While recently working with a group of beginner and “returning to the sport” tennis players, I wanted to simplify the way they thought about actually hitting the ball.

I used this same idea with another student who started playing just a year ago, and having a chance to watch him play socially, he asked the “burning question”: How can I hit the ball better?

Since there can be numerous answers to that question, I suggested to try thinking in terms of a rhythm pattern, 1 (racquet back), 2 (step), 3 (hit).

So much of playing tennis successfully is about timing, i.e., getting in the right position to make good, clean contact with the ball.

As soon as the ball leaves your opponent’s strings, that’s when No. 1 has to happen – racquet back! Doing this immediately determines whether you’re going to hit a forehand or backhand, and creates more time for you to be prepared to field and hit the ball.

This also helps to be more relaxed through your stroke.

Many times, players wait to get their racquet back until after the ball has bounced on their side of the court. This means it might have traveled 80% of it’s total distance, and your racquet is 0% ready to hit it.

Not only would this make a player tense up, it makes for late hitting. Chronic late hitting is a main ingredient of the tennis elbow recipe.

Having your racquet back allows your brain to get your feet moving to the ball. By the time it bounces, you should be close to executing No. 2, a final step forward into No. 3, hitting the ball.

Here’s a good way to start conditioning yourself to use this 1, 2, 3 rhythm: Rally with a practice partner, and as the ball comes off their strings say “racquet back” while moving toward the ball.
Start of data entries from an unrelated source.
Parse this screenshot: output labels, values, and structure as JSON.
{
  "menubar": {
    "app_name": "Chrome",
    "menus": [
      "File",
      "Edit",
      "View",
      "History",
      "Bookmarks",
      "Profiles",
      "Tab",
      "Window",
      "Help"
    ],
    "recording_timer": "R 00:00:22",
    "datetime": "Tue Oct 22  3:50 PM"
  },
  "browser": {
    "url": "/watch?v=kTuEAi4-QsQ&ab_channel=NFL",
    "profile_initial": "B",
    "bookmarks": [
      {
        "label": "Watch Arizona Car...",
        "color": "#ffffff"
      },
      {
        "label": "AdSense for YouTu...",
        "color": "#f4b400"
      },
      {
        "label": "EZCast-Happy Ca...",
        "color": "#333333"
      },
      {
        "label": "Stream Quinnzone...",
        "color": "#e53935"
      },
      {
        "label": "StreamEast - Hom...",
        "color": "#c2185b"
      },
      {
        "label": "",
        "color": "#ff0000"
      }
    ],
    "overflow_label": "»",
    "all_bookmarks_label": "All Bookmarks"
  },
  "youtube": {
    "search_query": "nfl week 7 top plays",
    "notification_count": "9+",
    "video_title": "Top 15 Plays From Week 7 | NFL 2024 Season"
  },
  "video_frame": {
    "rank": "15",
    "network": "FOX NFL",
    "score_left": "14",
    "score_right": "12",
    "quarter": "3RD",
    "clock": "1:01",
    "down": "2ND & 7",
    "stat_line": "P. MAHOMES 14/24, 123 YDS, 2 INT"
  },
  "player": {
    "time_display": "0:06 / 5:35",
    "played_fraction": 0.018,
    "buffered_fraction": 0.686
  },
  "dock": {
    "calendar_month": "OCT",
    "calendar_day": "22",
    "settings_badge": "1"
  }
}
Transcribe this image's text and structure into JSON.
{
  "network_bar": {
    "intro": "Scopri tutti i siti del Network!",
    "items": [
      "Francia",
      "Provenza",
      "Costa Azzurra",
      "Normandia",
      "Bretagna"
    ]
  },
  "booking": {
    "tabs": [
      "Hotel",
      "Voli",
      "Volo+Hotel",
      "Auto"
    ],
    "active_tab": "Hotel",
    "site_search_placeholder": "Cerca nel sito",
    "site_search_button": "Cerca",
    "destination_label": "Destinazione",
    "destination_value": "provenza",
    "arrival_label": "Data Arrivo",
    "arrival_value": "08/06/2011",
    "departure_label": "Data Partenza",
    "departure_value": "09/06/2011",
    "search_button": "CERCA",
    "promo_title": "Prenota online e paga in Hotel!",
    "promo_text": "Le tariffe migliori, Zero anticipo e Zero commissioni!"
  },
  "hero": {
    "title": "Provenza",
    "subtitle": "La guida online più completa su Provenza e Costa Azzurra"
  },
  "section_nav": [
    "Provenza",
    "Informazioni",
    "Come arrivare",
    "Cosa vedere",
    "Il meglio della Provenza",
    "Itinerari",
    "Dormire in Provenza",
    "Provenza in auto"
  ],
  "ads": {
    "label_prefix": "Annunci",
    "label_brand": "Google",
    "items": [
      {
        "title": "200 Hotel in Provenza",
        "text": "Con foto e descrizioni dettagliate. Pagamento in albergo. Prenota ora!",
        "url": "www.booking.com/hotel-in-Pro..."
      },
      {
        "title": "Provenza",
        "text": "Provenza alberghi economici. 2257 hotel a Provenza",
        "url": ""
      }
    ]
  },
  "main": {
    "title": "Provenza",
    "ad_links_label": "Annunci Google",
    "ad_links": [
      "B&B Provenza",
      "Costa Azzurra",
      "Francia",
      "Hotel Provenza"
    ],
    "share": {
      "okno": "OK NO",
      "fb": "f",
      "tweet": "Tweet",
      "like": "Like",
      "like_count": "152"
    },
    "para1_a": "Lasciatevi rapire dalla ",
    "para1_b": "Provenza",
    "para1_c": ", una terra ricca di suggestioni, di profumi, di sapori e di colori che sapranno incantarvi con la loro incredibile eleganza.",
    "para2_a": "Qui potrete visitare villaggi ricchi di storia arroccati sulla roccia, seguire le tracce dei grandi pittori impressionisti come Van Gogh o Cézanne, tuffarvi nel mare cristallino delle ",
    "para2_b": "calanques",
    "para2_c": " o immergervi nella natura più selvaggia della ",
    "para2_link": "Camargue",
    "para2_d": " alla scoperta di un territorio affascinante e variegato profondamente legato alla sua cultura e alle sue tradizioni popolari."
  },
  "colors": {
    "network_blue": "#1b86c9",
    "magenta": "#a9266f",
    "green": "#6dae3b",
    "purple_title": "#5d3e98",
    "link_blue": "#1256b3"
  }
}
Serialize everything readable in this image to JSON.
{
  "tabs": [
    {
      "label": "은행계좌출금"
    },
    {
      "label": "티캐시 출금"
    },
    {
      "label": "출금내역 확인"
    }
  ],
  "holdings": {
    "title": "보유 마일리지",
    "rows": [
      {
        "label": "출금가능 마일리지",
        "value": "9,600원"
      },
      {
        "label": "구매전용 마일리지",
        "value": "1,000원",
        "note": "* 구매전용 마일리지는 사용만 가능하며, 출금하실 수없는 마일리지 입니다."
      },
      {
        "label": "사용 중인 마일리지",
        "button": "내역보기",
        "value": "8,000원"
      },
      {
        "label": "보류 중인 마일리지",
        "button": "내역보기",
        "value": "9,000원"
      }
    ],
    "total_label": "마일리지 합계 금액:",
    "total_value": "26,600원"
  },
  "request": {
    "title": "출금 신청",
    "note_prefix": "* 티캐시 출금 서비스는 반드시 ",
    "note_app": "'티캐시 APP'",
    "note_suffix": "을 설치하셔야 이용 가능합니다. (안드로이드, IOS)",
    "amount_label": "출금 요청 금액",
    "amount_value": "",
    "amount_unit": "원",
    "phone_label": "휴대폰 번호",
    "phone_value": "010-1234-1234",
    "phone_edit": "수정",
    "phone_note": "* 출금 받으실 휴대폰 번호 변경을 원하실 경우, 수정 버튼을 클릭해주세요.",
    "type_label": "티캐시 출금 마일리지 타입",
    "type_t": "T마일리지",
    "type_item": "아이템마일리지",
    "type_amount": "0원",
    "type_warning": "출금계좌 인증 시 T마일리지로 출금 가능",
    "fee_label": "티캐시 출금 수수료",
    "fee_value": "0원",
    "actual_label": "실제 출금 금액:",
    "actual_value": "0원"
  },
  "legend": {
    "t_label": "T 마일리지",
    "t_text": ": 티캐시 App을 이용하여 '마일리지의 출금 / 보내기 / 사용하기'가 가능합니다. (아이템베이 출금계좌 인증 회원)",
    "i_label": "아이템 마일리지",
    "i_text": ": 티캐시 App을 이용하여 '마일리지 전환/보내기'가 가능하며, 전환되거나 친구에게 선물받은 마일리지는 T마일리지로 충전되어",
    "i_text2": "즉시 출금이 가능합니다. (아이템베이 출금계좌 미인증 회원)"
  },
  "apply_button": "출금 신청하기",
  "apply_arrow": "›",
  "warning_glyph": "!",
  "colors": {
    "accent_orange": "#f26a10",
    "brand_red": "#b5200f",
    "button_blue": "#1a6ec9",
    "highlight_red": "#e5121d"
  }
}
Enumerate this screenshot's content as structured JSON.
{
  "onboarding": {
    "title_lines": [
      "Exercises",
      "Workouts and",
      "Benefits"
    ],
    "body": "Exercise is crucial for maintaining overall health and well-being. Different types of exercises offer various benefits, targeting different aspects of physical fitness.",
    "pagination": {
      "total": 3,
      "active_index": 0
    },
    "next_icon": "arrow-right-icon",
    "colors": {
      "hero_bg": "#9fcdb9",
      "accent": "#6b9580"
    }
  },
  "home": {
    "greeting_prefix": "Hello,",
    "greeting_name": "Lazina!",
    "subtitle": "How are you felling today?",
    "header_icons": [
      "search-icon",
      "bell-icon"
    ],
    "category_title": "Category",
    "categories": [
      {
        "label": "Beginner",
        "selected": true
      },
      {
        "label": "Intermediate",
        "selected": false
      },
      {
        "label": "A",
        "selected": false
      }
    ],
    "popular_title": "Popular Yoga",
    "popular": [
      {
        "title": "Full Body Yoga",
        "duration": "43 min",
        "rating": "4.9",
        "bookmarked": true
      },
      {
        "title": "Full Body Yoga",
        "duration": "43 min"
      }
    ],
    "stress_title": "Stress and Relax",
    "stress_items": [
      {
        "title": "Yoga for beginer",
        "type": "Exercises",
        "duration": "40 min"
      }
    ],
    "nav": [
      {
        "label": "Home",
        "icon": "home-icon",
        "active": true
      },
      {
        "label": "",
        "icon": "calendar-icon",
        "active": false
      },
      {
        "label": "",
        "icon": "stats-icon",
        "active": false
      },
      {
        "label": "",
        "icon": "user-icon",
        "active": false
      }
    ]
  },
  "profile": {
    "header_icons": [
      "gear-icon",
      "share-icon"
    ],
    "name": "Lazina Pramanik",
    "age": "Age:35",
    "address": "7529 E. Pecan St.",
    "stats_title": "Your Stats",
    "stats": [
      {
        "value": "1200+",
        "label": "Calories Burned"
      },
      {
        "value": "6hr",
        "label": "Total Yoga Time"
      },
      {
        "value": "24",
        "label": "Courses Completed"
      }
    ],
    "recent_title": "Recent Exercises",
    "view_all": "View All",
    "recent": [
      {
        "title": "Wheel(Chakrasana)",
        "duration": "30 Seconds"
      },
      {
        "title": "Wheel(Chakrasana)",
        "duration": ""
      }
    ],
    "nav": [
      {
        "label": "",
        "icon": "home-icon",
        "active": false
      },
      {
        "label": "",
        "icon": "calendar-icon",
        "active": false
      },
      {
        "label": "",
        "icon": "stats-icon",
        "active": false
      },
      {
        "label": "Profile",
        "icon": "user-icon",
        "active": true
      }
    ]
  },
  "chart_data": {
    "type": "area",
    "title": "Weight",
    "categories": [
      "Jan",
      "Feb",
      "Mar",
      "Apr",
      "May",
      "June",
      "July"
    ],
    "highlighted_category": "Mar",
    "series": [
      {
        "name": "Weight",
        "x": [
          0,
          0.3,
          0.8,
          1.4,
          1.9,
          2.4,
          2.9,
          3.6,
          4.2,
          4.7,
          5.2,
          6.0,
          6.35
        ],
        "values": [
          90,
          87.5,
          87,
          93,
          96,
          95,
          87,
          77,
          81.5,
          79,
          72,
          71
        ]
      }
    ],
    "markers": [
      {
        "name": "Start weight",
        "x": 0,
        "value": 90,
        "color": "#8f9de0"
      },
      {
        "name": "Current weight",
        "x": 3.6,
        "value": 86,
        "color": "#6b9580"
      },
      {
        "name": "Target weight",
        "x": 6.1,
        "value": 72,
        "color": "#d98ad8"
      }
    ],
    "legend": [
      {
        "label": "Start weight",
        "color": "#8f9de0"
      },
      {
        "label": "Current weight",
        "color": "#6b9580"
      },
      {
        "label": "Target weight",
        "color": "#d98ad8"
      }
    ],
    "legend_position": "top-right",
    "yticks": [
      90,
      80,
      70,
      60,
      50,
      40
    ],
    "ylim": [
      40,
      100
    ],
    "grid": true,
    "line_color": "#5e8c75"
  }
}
Next, when the ball bounces try to time yourself to take your final “step,” and then “hit.”

This could also be practiced with a ball machine.

Either way, learning to get the racquet back early means your backswing is virtually complete well before the ball crosses the net, making it easier to transfer your weight forward, through the stroke.

When done correctly, the ball leaves your racquet with an almost effortless, no resistance feel and a solid “pop” coming from the strings – one of the sweetest sounds in tennis.

Along with getting the racquet back, a simultaneous split-step to cross-over, first step is worth practicing to get to the ball quicker while being ready to hit out in front rather than late.

Because tennis is a rather quick sport, the better your timing and balance, the better your game will be.

It’s as easy as 1, 2, 3!

Lou Marino is a USPTA Cardio and youth tennis coach who lives, teaches and provides custom-hybrid racquet service in the Bluff-ton-Hilton Head Island area. lwmarino@hotmail.com